In the United States citizenship and nationality are one and the same thing. You are automatically American if you are born on the U.S. territory or if you are born to American parents anywhere. You can also become American by reciting the oath of allegiance during a naturalization ceremony. As an immigrant, you can be born to parents of any nationality, anywhere in the world, and speak any language, but if you meet the formal requirements of citizenship, including publicly declaring the subscription to a set of ideas, enshrined […] Continue reading >

Oct 212014
The Twin Peaks Project: The Strange and Twisted Dream of Twin Peaks Nostalgia

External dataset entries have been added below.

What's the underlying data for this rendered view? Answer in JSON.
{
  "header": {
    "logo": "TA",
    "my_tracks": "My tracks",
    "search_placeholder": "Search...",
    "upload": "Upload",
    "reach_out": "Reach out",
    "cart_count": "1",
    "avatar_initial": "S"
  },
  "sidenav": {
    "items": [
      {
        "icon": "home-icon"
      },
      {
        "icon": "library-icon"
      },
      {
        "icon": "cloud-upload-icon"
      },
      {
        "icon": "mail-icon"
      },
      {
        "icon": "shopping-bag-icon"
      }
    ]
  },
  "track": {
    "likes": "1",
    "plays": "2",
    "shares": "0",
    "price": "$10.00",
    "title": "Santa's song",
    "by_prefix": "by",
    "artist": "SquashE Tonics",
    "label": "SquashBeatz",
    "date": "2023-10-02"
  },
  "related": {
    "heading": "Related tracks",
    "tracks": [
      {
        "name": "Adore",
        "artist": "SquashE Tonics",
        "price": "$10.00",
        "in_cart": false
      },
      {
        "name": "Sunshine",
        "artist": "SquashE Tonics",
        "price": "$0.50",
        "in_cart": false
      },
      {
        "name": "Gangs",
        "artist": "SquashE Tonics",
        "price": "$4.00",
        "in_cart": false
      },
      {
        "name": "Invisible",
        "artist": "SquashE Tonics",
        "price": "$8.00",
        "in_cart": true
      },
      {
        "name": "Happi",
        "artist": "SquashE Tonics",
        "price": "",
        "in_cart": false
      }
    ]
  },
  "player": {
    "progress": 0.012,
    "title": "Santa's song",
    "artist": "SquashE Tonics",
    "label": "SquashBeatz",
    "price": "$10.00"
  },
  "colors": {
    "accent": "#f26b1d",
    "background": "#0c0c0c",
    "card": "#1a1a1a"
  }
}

This blog post is part of a series of essays by writers and other artists about the influence of Twin Peaks on their work. Writer Shya Scanlon is collecting the essays in the Twin Peaks Project. *** Nostalgia is the immigrant’s permanent condition. Faced with the uncertainty of the unfamiliar present, not to mention the unknowable future, he turns to what he knows: his own past. Perhaps it was just a natural extension of the nostalgic condition when a couple of years ago I set out to write a […] Continue reading >

Oct 132014
Writing About Immigration Experience: "A Demolition"

Earlier this year I submitted a personal essay to Oregon Quarterly magazine’s 2014 / 15th Annual Northwest Perspectives Essay Contest. The look back at my immigration experience shortly after coming to the U.S. won first prize. You can read the original in the Summer 2014 print issue of Oregon Quarterly or online here. I reprint the essay here with permission of the magazine’s editor, Ann Wiens, and at the end I include two reader responses. A Demolition 7:41 a.m. I park Sam’s old Ford pickup on the near side […] Continue reading >

Oct 092014

Memory is potent…for almost any immigrant. As you scramble to piece together your future in an unknown environment, you only have the past and its customs to guide you. But the past and its customs are increasingly murky and useless. Faced with an unknown future, we retreat to the past for its safety. An inability to assimilate to their new homes—to abandon memories, language, traditions is the charge most often lobbed at immigrant communities. For immigrants, solitude and the trap of memory are central conditions. If our memories are […] Continue reading >

Oct 052014
Through Other Lenses: Readings for October 2014

From Around the Web The American Dream “The American Dream Is an Illusion: Immigration and Inequality” by Gregory Clark, Foreign Affairs, August 26, 2014 – “Immigration to the United States rarely changes one’s social status.” “‘American dream; is now a myth: How bad policies and worse ideology ruined us” by Heather Digby Parton, Salon, September 26, 2014 Children “The Shortening Leash” by Jessica Grose and Hanna Rosin, Slate, August 6, 2014 – “Kids today have a lot less freedom than their parents did.” Immigration Economics “The domestic economic impacts […] Continue reading >